*WHAT YOU WILL DO:* For the records below, give the number of lines where the string "name" occurs. Include nothing else.

*Dataset records:*
○ ○ ○
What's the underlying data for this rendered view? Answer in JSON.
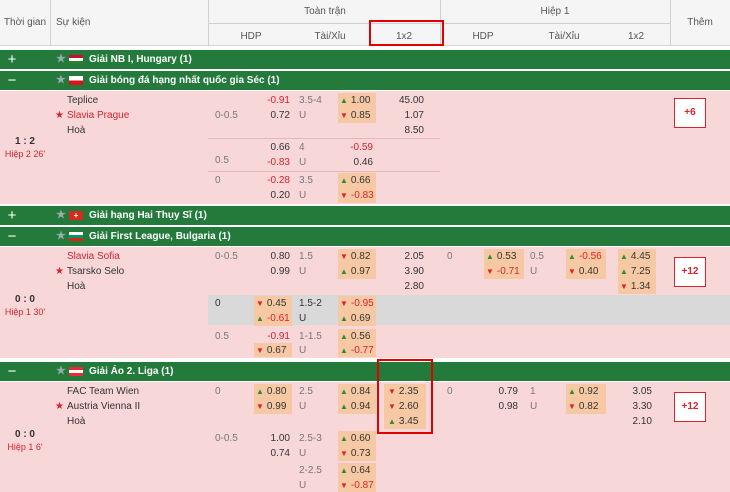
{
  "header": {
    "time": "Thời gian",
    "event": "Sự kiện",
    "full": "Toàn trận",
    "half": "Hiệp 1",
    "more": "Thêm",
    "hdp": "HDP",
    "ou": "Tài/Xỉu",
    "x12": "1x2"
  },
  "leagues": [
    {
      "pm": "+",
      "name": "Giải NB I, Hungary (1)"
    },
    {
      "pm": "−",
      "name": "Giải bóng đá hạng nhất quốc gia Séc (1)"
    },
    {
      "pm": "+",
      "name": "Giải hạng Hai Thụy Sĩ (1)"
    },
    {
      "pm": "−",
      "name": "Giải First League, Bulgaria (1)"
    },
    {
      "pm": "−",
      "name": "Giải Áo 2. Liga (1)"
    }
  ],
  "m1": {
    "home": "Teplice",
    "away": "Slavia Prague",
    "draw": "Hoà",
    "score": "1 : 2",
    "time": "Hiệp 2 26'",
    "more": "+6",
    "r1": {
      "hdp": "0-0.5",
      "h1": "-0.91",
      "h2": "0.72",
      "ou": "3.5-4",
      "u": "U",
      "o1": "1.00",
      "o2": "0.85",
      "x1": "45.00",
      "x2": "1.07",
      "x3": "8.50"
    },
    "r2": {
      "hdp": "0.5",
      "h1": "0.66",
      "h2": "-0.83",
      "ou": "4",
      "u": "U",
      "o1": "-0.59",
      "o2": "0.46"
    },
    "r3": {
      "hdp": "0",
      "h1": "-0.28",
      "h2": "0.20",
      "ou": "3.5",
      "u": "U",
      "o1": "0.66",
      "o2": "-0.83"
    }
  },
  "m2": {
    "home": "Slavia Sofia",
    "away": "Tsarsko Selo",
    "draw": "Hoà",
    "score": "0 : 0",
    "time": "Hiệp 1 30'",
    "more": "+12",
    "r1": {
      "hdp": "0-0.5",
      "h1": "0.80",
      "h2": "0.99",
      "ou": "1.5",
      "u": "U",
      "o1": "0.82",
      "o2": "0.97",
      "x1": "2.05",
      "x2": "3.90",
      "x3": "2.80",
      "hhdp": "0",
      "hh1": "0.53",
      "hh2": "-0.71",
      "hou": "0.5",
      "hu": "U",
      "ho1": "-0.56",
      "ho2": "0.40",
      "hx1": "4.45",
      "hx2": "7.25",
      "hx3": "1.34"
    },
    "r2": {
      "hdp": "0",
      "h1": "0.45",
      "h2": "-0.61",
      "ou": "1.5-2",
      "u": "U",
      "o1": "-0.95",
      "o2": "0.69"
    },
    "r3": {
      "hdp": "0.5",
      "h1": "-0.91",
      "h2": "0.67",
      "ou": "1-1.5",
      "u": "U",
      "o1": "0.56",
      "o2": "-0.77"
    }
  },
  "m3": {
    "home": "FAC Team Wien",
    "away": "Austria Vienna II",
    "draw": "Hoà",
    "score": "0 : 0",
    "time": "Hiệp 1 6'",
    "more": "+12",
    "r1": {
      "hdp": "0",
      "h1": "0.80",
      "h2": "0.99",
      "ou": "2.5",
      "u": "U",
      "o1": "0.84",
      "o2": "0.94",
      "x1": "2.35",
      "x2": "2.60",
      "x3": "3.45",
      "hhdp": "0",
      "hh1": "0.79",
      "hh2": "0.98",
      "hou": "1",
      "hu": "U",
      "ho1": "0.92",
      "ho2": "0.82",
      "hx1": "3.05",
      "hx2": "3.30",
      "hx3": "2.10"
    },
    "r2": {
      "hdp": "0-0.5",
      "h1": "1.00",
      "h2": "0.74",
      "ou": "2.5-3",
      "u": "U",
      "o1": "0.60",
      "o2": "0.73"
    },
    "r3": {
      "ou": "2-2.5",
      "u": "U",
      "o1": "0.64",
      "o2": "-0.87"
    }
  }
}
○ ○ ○
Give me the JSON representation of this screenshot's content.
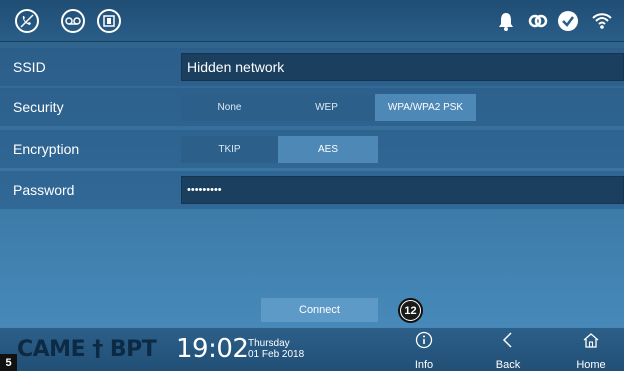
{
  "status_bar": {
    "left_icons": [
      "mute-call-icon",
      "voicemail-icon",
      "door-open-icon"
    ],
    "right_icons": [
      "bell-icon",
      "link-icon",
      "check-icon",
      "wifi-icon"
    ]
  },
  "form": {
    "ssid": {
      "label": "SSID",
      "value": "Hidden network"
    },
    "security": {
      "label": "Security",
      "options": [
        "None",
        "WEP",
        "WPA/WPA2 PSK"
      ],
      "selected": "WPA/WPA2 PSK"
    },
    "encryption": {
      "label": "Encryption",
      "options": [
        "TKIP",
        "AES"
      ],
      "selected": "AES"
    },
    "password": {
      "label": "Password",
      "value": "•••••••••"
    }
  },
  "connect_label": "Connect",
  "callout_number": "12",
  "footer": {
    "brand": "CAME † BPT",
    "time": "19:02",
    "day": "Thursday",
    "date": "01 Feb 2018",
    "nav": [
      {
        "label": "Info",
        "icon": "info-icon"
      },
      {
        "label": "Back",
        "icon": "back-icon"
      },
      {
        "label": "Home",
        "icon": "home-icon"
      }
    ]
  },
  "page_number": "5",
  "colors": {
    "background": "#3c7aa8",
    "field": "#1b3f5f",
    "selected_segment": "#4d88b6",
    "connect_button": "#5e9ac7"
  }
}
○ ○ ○
*WORKED SOLUTION:* 5